Patti Smith on Bob Marley, marijuana and comic books in an unearthed interview from 1976
If there was one magazine to set itself as the channel de jour of the punk movement in the seventies then it had to be the innovatively named Punk Magazine. The ‘zine moved some of punks best-known faces into the media so ungraciously that it instantaneously endeared itself to the youth of America. One stalwart of the scene and undisputed Queen of Greenwich, New York—the Priestess of Punk—was Patti Smith. We take a look back at her 1976 interview in Punk.
Punk was a vehicle for examining the underground music scene in New York, and primarily for punk rock as found in clubs like CBGB, Zeppz, and Max’s Kansas City. It mixed Mad Magazine-style cartooning by Holmstrom, Bobby London and a young Peter Bagge with the more straightforward pop journalism of the kind found in contemporary Creem. It also provided an outlet for female writers, artists and photographers who had been shut out of a male-dominated underground publishing scene.
Smith featured on the front cover of Punk, Volume One, Number Two from March of 1976 and in it she is her sparkling, engaging and empowering self. Talking about a range of subjects Smith covers Bob Marley, comic books and her dream of owning her own pot cafe “when she grows up”. It’s a beautiful interview for a few reasons, but the one that sticks out so clearly for us is Smith’s unstoppable artistic energy. She is, at this point, not only well-versed in performance and songwriting but at 30 years old is becoming her own persona: an impassable wave of artistic merit.
The interview takes place at the now legendary Long Island club, My Father’s Place, sat upon a grimy floor with the evening’s gig awaiting its completion. She discusses not only Marley, pot and comic books (comix) but also her plans to take over The Tonight Show with Johnny Carson and turn it into a “totally stoned TV every night” and her dreams about Jimi Hendrix.

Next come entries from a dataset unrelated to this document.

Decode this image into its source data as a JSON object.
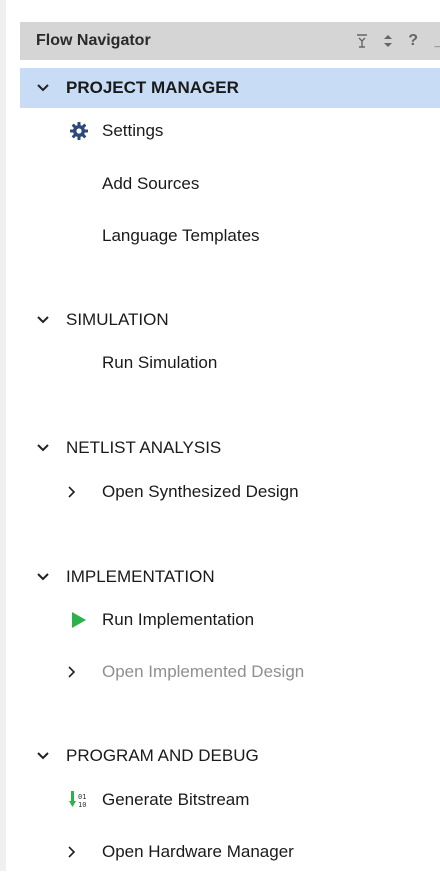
{
  "header": {
    "title": "Flow Navigator",
    "buttons": [
      {
        "name": "collapse-all-icon",
        "glyph": "⇟"
      },
      {
        "name": "expand-all-icon",
        "glyph": "⇕"
      },
      {
        "name": "help-icon",
        "glyph": "?"
      },
      {
        "name": "minimize-icon",
        "glyph": "_"
      }
    ]
  },
  "sections": [
    {
      "label": "PROJECT MANAGER",
      "selected": true,
      "items": [
        {
          "label": "Settings",
          "icon": "gear-icon"
        },
        {
          "label": "Add Sources",
          "icon": "none"
        },
        {
          "label": "Language Templates",
          "icon": "none"
        }
      ]
    },
    {
      "label": "SIMULATION",
      "items": [
        {
          "label": "Run Simulation",
          "icon": "none"
        }
      ]
    },
    {
      "label": "NETLIST ANALYSIS",
      "items": [
        {
          "label": "Open Synthesized Design",
          "icon": "expand-chevron"
        }
      ]
    },
    {
      "label": "IMPLEMENTATION",
      "items": [
        {
          "label": "Run Implementation",
          "icon": "run-play-icon"
        },
        {
          "label": "Open Implemented Design",
          "icon": "expand-chevron",
          "disabled": true
        }
      ]
    },
    {
      "label": "PROGRAM AND DEBUG",
      "items": [
        {
          "label": "Generate Bitstream",
          "icon": "bitstream-icon"
        },
        {
          "label": "Open Hardware Manager",
          "icon": "expand-chevron"
        }
      ]
    }
  ],
  "colors": {
    "header_bg": "#d5d5d5",
    "selected_bg": "#c9dcf5",
    "gear": "#2b4a7a",
    "play": "#2bb34a",
    "disabled_text": "#8f8f8f"
  }
}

On the two greatest art forms, Smith has a very particular view: “I was a painter. All I cared about was art school and painting. I used to be an artist before I became an artist. You know the French love comic strips. Comix are considered art. Comix are art. I mean the only two arts—comix and rock n’ roll are the highest art forms.”
It’s a very particular view, although possibly shared by most teenagers in the modern day, a comparison only accentuated by Smith’s hatred for the “grass shortage” in New York at the time. She daydreams further about owning her own pot cafe.
“I’m gonna have a cafe when I grow up where it’s just gonna feature coffee and dope and mint tea and great music. What I’m gonna do is work to legalize marijuana and hashish. We’re gonna start a string of cafes where you smoke, drink coffee and listen to great music—like McDonald’s.”
It sounds pretty dreamy to us. Dreams were a theme running throughout the interview too. From her vivid dreams about Jimi Hendrix and Bob Marley, whom Smith once dreamt were her twin sons, to her dreams about sleeping with French poet Arthur Rimbaud—Smith’s imagination knows no bounds.
The interview also sheds some light on Smith’s unique position in the music industry. We can’t think of anyone who has been affiliated with more incredible bands than Patti Smith. In the interview, she talks about her favourite band of the time, Blue Oyster Cult and how lucky she felt to have seen bands like The Doors and Jimi Hendrix in her teens before they became the mammoth stars they were.
It’s these moments that reveal Smith’s unstoppable connection to music and her genuine love of the art form. She speaks like a fan, not a star and that’s largely because she is, in fact, a fan. Anyone who has read her memoirs will know that Smith has never been anything less than an artist, but that she always, always appreciates the work of others above all else.